I am along the way of creating a embedded C data storage module. It will likely be incorporated by files/modules who would like use of this "shared" system-wide data. Multiple tasks aggregate a large number of inputs (GPIO, CAN, I2C/SPI/SSP data, etc) and stores individuals values off while using API. Then, other tasks can access the information securely with the API. The machine is definitely an embedded application by having an RTOS, so mutexes are utilized to safeguard the information. These ideas is going to be used no matter the implementation

I have designed something similar to this previously, and I am attempting to enhance it. I am presently midway via a new implementation and I am having a couple of hiccups and would actually take advantage of a brand new perspective.

Quick rundown from the needs of the module:

  • Ideally, there'd be one interface that may access the variables (one get, one set).
  • Let me return different variable types (floats, ints, etc). What this means is macros are most likely needed.
  • I am not tight on code space, but it is always an issue
  • Quick will get/sets are absolutely vital (meaning storing in strings ala xml/json has gone out)
  • No new variables have to be added throughout runtime. Things are statically defined at boot

    Now you ask , how does one start creating something similar to this? Enumerations, structures, accessors, macros, etc? I am not searching for code here, just talking about general overall design ideas. If there is a solution on the web that addresses these kinds of things, possibly simply a hyperlink is enough.

  • I have been in cases like this a few occasions myself. Each time I have ended "moving my very ownInch, and that i certainly don't are afflicted by Not Invented Here (NIH) syndrome. Sometimes the area, processing turnaround time or reliability/recoverability needs simply make the least painful path.

    So, instead of writing the truly amazing American novel around the subject, I'll just get rid of some ideas here, as the real question is pretty broad (but appreciate a minimum of developing an issue &lifier supplying background).
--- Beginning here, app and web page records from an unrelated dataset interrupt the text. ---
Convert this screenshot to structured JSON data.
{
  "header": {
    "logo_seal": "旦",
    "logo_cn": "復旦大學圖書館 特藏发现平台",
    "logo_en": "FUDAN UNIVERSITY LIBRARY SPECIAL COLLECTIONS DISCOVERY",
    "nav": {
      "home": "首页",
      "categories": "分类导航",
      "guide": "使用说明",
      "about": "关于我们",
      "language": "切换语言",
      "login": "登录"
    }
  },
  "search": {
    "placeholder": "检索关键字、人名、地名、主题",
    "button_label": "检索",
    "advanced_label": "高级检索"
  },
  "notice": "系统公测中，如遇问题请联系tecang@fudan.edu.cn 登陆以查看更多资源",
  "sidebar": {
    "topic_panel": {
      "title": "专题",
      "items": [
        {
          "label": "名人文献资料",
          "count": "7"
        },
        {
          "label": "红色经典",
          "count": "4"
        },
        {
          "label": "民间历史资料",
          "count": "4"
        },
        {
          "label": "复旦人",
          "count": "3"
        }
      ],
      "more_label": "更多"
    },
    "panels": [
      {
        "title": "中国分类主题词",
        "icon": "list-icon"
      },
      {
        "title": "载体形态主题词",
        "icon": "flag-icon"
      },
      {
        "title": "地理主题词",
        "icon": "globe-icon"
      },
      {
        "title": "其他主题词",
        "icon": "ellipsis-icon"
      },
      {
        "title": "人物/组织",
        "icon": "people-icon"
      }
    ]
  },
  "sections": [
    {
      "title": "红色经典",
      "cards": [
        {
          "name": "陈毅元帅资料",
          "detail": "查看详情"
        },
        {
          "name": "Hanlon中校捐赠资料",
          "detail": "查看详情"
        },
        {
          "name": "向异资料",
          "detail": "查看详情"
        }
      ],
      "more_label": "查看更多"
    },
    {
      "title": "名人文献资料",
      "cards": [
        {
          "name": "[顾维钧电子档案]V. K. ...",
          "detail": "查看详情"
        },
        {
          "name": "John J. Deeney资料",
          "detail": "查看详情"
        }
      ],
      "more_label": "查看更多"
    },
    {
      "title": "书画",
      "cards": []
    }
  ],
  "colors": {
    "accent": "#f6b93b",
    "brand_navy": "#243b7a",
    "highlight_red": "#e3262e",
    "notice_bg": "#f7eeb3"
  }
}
    Is C++ up for grabs? Inline functions, templates, and a few of the Boost libraries may be helpful here. But I am speculating this really is straight-up C.

    If you are using C99, you can at any rate use inline functions, that are one step above macros if this involves type safety.

    You might like to consider using several mutexes to safeguard various areas of the information despite the fact that the updates are quick, you might like to split up the information into sections (e.g. configuration data, init data, error logging data, trace data, etc.) and provide each its very own mutex, lowering the funnel/choke points.

    You might think about making all use of the information undergo a server task. All reads &lifier creates undergo an API which conveys using the server task. The server tasks pulls reads &lifier write demands so as from the queue, handles them rapidly by conntacting a RAM mirror, delivering reactions as needed (a minimum of for read demands), after which buffers data to NVM without anyone's knowledge, if required. Sounds heavyweight in comparison to simple mutexes however it has its own advantages in a few use cases. Have no idea enough regarding your application to understand if this sounds like possible.

    One factor I'll say, is the thought of getting/setting with a tag (e.g. maybe a listing of enums like CONFIG_DATA, ADDRESS_DATA, etc.) has become a advance from directly addressing data (e.g. "produce the 256 bytes at address ox42000). I have seen several shops suffer great discomfort once the whole physical-addressing plan finally stops working &lifier they have to re-factor / re-design. Keep the "what" decoupled in the "how" - clients should not need to know or care where stuff is saved, how large it's, etc. (You may know all of this, sorry if that's the case, I simply view it constantly...)

    One further factor. You pointed out mutexes. Watch out for priority inversion... that may make individuals "quick accesses" have a very very long time in some instances. Most kernel mutex implementations permit you to take into account this, but frequently it isn't enabled automatically. Again, sorry if this sounds like old news...